Since many people wind up purchasing a vehicle after a long-term lease, this delineation was made to prevent confusion or loopholes.

There are several factors that will impact the cost of a hired and non-owned auto insurance policy. Typically, it’s an inexpensive addition, but that depends on:

  • The number of vehicles that need to be insured
  • The type and value of the vehicle
  • Claims history
  • Employee driving records
  • Policy limits
  • Policy deductible
  • Level of risk involved

If you regularly rent, lease, borrow, or hire a vehicle for commercial purposes, there are easy ways you can reduce your risk exposure. For example:

  • Regularly perform vehicle record checks on employees
  • Enforce requirements such as driver age or driving experience
  • Use technologies that monitor driver behavior
  • Make sure that employees have personal auto insurance coverage

By taking these actions, you can minimize the liability gaps in your small business.

Hired and non-owned auto insurance protects your small business from property damage and bodily injury claims when you rent, lease, hire, or borrow a vehicle for work-related purposes. But that’s just one of the various ways that you can shield your enterprise from the risk it regularly faces.

So, how do you make sure that your business has the protection you need?

Meet Thimble—the fast, easy, and affordable way to shield your business from liability.

Thimble offers on-demand general liability insurance and professional liability insurance policies that go by the hour, day or month. We’re also excited to share that soon, we’ll offer a hired and non-owned business auto policy with one minor exception (no leases).

Purchasing a policy via Thimble is a breeze—it takes less than a minute. Just download the Thimble mobile app or click “Get a Quote,” input a few details about your business, and we’ll generate your free quote. Click purchase and a Certificate of Insurance (COI) will be ready in your email inbox and in the Thimble app.

With Thimble, it’s easy to protect your business whether you’re on the job or on the go.


Our editorial content is intended for informational purposes only and is not written by a licensed insurance agent.
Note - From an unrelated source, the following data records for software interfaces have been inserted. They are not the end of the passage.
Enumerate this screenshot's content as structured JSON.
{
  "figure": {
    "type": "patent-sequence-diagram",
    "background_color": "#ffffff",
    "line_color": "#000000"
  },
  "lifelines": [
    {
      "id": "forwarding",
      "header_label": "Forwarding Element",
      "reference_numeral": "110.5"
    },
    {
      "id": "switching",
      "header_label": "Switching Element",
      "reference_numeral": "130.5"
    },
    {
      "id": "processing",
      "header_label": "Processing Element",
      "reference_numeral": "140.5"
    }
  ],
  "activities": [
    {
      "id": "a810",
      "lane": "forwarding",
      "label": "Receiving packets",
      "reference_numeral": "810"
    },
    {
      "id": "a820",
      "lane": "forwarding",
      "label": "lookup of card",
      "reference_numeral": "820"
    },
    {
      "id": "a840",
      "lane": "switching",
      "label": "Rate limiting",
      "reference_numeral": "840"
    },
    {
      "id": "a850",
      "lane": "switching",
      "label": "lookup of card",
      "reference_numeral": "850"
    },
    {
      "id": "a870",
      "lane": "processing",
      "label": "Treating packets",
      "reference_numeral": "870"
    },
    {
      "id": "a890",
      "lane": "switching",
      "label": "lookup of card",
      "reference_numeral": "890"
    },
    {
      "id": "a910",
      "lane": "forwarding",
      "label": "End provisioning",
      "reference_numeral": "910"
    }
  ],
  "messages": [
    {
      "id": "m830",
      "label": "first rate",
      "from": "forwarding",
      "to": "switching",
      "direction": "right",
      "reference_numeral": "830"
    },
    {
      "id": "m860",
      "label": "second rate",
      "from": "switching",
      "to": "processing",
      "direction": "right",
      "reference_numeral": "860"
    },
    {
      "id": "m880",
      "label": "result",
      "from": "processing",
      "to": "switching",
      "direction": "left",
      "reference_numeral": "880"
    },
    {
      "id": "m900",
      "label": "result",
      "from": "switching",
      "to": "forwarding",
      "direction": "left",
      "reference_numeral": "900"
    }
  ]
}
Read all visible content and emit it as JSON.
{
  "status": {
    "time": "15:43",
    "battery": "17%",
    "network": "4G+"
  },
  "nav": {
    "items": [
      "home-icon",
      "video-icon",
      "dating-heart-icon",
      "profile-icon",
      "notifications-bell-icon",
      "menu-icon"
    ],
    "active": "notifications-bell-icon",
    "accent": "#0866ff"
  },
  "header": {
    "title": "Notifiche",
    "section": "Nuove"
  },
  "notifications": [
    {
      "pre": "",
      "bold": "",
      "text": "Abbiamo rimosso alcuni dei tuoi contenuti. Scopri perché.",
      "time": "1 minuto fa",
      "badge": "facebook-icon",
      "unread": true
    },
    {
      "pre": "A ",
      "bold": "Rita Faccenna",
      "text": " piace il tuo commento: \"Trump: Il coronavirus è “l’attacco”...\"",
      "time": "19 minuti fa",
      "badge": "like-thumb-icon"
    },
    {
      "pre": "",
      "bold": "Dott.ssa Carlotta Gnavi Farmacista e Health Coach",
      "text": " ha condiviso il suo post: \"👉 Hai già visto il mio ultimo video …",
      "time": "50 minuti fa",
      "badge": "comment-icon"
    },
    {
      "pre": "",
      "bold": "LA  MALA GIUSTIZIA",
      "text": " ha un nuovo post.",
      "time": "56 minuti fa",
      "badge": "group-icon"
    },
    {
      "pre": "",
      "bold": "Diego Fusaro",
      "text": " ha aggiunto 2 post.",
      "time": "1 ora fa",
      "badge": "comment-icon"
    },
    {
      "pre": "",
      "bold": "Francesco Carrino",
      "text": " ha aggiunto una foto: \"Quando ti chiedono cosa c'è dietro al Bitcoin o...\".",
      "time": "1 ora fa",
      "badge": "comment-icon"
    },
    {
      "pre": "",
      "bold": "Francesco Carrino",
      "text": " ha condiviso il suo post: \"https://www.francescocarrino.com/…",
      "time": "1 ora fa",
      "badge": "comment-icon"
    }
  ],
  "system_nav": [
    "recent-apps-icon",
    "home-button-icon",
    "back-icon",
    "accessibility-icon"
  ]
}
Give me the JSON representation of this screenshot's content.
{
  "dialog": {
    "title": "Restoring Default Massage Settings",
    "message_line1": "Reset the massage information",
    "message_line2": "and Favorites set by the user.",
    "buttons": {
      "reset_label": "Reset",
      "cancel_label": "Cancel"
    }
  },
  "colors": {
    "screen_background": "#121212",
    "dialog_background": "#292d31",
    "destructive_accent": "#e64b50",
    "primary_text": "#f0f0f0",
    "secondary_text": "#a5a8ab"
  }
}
Terms and conditions for rate and coverage may vary by class of business and state.